This research synthesis by Carl J. Dunst and Ellen Gorman from CELL (Center for Early Literacy Learning) examines Tactile and Object Exploration Among Young Children with Visual Impairments. By examining the results of nine studies of 82 preschool children with visual impairments, Dunst and Gorman hypothesized that certain types of exploratory behavior (touching tactile surfaces, as well as objects) indicate a level of braille readiness. It was found that more complex tactile surfaces and objects provided more feedback, and were associated with more extensive exploratory behavior.
These results offer implications for practice in providing experiences to encourage braille readiness:
- Provide infants with visual impairments with objects and toys that produce interesting and reinforcing consequences when explored or manipulated.
- Provide opportunities for toddlers who are blind or visually impaired to interact with and identify familiar and novel objects and materials.
- Provide opportunities for preschoolers with visual impairments to develop and master tactile recognition and exploration skills.
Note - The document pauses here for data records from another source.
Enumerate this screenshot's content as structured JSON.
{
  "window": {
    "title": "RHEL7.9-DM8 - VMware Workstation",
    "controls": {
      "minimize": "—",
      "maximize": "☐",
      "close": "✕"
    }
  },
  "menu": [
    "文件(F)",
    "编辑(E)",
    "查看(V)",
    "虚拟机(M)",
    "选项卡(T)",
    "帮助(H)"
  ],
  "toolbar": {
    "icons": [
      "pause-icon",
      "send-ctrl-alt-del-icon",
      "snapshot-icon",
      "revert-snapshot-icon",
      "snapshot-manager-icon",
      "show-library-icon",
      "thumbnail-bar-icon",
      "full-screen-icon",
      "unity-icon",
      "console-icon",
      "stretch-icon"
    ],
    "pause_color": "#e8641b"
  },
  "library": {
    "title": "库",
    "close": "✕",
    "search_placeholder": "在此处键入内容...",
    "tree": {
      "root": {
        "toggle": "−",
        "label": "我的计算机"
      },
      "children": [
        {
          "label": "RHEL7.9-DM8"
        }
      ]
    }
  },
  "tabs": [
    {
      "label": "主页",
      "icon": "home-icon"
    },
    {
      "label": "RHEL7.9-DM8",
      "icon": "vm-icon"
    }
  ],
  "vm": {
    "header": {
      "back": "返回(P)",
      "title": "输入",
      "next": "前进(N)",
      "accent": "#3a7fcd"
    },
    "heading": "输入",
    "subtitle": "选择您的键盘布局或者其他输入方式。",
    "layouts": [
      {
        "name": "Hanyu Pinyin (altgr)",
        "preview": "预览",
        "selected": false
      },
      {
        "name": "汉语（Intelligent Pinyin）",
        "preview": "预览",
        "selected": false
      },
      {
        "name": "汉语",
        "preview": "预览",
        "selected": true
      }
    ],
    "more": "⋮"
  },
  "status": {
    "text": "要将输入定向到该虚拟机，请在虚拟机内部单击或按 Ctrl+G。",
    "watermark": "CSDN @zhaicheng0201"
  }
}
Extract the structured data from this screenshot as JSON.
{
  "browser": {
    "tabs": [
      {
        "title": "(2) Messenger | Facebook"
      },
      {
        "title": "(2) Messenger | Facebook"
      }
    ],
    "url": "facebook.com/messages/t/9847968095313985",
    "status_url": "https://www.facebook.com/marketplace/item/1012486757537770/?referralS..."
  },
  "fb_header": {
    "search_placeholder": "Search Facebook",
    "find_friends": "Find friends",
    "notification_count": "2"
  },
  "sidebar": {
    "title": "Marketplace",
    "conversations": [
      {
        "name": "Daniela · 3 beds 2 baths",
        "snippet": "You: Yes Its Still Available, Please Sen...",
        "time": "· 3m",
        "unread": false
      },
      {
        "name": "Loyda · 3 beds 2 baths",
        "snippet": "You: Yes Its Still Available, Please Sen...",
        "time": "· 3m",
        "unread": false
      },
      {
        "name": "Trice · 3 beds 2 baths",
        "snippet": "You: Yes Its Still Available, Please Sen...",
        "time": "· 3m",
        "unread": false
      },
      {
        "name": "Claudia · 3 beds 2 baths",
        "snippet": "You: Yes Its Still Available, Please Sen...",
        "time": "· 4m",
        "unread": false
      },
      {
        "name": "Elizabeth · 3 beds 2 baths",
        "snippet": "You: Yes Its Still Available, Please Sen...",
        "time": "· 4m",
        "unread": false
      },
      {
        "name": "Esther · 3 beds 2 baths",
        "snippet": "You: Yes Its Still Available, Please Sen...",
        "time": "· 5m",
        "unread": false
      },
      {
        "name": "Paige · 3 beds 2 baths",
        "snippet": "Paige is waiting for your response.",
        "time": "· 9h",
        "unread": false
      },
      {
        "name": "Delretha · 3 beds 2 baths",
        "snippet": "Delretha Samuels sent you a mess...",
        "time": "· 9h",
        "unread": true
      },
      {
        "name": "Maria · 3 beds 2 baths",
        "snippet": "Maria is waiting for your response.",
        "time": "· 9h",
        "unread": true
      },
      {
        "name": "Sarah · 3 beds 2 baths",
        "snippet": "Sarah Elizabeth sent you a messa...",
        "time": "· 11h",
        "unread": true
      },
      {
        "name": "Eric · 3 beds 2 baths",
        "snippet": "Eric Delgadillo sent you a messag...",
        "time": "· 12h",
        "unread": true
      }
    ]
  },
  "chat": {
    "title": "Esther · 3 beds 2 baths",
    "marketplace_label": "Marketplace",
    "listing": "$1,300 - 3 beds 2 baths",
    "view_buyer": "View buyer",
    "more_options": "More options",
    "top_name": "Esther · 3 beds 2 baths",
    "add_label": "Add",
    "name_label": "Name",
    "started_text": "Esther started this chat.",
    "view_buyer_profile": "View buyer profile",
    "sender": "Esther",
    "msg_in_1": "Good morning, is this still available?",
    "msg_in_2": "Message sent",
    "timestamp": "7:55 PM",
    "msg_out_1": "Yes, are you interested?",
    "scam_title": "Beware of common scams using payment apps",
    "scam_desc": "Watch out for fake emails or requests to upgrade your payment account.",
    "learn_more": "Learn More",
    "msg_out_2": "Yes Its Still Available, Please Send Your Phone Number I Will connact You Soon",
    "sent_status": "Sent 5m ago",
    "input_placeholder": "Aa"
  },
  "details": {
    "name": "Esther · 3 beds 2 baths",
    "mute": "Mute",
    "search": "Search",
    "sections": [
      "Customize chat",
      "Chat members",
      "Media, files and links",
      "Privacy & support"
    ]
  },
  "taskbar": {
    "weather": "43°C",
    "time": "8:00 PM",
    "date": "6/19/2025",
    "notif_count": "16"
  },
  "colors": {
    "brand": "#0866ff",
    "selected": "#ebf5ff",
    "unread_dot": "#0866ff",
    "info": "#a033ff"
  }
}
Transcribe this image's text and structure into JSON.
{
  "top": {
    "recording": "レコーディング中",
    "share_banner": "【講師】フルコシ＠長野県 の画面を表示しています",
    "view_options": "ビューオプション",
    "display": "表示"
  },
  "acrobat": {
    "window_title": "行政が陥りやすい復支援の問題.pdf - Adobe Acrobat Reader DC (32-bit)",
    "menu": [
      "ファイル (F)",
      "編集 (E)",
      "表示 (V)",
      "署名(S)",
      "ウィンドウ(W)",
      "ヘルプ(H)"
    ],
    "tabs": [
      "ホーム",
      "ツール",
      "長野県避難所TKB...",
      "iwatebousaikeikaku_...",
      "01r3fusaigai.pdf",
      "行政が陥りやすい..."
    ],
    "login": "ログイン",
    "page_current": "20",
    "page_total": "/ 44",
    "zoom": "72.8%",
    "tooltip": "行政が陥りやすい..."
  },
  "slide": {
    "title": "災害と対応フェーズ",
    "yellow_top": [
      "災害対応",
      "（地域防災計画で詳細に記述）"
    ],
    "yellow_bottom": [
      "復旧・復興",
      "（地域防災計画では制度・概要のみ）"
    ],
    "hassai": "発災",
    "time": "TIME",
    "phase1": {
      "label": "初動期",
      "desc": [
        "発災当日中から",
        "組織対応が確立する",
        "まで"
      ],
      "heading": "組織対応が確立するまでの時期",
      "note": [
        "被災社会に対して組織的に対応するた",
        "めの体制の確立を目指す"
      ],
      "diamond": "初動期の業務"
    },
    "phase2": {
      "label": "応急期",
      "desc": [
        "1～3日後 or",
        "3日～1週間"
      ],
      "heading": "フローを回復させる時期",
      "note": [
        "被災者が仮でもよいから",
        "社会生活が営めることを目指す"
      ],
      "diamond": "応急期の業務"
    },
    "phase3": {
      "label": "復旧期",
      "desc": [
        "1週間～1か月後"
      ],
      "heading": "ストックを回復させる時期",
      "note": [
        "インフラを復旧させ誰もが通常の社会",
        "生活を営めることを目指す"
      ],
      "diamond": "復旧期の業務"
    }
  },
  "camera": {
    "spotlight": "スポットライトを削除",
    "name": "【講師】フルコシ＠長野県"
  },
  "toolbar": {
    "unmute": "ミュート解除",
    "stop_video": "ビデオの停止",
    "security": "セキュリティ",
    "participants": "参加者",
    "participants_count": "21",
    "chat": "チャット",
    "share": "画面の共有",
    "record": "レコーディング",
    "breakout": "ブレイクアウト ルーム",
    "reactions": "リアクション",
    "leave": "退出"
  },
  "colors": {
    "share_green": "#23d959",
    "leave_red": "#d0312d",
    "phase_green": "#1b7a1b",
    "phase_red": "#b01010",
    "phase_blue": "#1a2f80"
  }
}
Tactile experience books and tactile books with braille labels are important tools to help young children with visual impairments to develop early literacy skills and braille readiness.